Listen to what you want to listen to. Enjoy the movies and TV shows that make you happy. Buy the painting that you want to see every day. It’s your life! Art isn’t baseball. If you ask me “does Ryan Braun deserve the NL MVP award?” there are countless stats I could look at to make a rational decision, and various questions I could ask myself to draw a definitive yes or no answer. Did he lead the NL in RBI, OBP or fielding percentage? Is his team going to the playoffs? Who else had a great season?
But if you ask me what was better, On The Waterfront or Movie 43, I’ll reply “better at what?” On The Waterfront made me think more, and I enjoy the timeless flow, but Movie 43 made me laugh more. Better at what?
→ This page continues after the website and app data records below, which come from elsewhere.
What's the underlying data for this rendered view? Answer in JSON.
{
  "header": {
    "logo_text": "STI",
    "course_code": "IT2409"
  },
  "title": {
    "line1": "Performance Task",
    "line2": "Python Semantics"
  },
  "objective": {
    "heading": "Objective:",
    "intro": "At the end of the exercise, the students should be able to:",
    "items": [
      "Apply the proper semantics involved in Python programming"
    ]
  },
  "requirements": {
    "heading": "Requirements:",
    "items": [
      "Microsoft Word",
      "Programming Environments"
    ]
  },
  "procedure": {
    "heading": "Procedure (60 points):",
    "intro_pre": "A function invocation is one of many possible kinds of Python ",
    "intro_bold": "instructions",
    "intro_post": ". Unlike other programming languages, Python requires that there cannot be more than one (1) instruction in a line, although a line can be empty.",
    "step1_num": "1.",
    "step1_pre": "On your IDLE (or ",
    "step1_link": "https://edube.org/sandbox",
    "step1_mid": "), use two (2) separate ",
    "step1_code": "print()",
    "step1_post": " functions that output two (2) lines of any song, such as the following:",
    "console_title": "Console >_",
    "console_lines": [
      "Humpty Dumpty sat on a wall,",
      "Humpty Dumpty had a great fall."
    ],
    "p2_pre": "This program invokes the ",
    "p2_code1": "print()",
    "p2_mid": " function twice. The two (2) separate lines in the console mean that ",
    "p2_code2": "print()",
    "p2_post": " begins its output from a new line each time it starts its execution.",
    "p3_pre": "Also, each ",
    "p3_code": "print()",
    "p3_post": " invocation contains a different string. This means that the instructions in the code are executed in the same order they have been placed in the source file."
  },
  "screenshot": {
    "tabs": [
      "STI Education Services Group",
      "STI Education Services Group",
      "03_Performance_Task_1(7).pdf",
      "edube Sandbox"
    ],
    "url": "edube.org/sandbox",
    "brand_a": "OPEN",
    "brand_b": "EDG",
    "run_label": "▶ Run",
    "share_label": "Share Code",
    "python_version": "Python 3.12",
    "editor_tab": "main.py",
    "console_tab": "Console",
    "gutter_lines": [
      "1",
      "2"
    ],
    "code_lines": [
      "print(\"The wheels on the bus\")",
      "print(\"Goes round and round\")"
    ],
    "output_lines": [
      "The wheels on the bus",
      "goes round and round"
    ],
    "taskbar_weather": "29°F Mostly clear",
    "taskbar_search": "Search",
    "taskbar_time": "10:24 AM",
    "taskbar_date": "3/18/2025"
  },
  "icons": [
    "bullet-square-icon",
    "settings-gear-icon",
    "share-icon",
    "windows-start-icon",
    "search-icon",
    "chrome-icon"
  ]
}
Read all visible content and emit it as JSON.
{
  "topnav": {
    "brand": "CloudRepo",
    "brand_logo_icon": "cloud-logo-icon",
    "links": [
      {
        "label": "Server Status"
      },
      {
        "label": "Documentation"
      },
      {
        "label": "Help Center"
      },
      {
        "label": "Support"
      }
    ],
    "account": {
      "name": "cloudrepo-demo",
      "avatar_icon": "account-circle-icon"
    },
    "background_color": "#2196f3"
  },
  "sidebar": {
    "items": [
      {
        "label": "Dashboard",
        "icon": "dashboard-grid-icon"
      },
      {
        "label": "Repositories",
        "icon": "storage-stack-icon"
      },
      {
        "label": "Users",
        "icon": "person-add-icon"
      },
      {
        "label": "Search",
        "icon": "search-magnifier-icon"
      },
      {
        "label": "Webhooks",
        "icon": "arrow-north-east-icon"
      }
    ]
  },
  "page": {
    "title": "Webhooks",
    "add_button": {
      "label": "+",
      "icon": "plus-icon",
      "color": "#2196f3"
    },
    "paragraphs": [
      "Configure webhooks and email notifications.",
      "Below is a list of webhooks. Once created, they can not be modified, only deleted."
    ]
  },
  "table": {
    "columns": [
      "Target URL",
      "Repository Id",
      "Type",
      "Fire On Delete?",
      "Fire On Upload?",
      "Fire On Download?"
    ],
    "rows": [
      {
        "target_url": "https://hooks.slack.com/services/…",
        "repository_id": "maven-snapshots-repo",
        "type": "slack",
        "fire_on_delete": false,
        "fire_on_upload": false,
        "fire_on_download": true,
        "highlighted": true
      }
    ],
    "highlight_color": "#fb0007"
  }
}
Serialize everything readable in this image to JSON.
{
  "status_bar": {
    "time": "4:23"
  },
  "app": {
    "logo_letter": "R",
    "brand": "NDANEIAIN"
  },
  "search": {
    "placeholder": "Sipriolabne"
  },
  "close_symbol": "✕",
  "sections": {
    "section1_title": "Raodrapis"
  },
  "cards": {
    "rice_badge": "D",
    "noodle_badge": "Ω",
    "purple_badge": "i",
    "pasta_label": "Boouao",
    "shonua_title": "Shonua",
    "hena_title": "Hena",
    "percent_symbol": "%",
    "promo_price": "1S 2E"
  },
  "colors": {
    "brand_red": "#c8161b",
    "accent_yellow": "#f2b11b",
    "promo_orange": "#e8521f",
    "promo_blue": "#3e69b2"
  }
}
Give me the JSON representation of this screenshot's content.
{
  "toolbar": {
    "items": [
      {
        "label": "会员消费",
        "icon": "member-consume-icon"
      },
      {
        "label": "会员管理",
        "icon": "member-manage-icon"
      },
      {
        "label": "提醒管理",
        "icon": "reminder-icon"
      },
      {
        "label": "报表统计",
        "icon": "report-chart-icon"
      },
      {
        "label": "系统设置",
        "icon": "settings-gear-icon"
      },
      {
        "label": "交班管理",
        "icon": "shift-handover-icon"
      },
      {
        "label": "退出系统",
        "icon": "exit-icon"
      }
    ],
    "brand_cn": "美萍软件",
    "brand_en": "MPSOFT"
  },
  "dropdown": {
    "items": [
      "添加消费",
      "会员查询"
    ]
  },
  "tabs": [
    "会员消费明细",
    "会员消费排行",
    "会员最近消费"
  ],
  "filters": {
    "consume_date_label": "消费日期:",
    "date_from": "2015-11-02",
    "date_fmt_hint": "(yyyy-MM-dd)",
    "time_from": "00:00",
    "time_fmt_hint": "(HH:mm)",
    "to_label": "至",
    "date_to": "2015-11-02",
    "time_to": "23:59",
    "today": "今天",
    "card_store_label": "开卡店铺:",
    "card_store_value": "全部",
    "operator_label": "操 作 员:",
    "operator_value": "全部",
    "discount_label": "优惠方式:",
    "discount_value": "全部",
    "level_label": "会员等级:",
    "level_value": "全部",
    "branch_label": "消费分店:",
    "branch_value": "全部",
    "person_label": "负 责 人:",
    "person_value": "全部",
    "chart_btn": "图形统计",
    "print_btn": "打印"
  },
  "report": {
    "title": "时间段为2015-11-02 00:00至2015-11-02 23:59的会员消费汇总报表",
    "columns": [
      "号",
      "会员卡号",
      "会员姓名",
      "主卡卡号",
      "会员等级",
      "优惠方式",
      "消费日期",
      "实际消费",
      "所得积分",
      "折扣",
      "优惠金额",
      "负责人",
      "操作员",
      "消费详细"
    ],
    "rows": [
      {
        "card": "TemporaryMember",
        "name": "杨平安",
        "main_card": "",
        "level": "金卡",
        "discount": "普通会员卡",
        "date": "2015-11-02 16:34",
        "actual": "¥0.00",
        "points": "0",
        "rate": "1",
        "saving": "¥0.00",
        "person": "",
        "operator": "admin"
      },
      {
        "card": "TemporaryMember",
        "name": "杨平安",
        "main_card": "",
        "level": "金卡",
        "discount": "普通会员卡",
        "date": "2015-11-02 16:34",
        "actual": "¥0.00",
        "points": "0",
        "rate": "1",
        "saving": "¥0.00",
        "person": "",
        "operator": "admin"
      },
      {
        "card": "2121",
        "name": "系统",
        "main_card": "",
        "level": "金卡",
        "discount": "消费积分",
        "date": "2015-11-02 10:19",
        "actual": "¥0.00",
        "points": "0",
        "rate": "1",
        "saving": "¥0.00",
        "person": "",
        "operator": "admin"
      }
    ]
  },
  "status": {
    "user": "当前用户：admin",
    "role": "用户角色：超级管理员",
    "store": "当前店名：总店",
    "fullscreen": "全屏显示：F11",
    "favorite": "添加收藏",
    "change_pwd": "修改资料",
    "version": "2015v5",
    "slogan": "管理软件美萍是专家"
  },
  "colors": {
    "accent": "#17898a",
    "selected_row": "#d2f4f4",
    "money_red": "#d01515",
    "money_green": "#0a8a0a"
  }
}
I love Picasso but I have a painting of me with a giant head that I got from Six Flags in my room.
Rick James makes me want to dance but I find myself listening to Tom Petty, who never makes me want to dance, a lot more.
So the next time you think about reading what a critic writes, ask yourself, “what was really the goal of GI Joe?” “Am I in the mood to feel the emotion that the goal of this film is trying to convey?” And then answer “yes” or “no.”
That’s really all the “buffer” that you need.
Jason Michael Brescia
April 4, 2013 5:39 P.M EST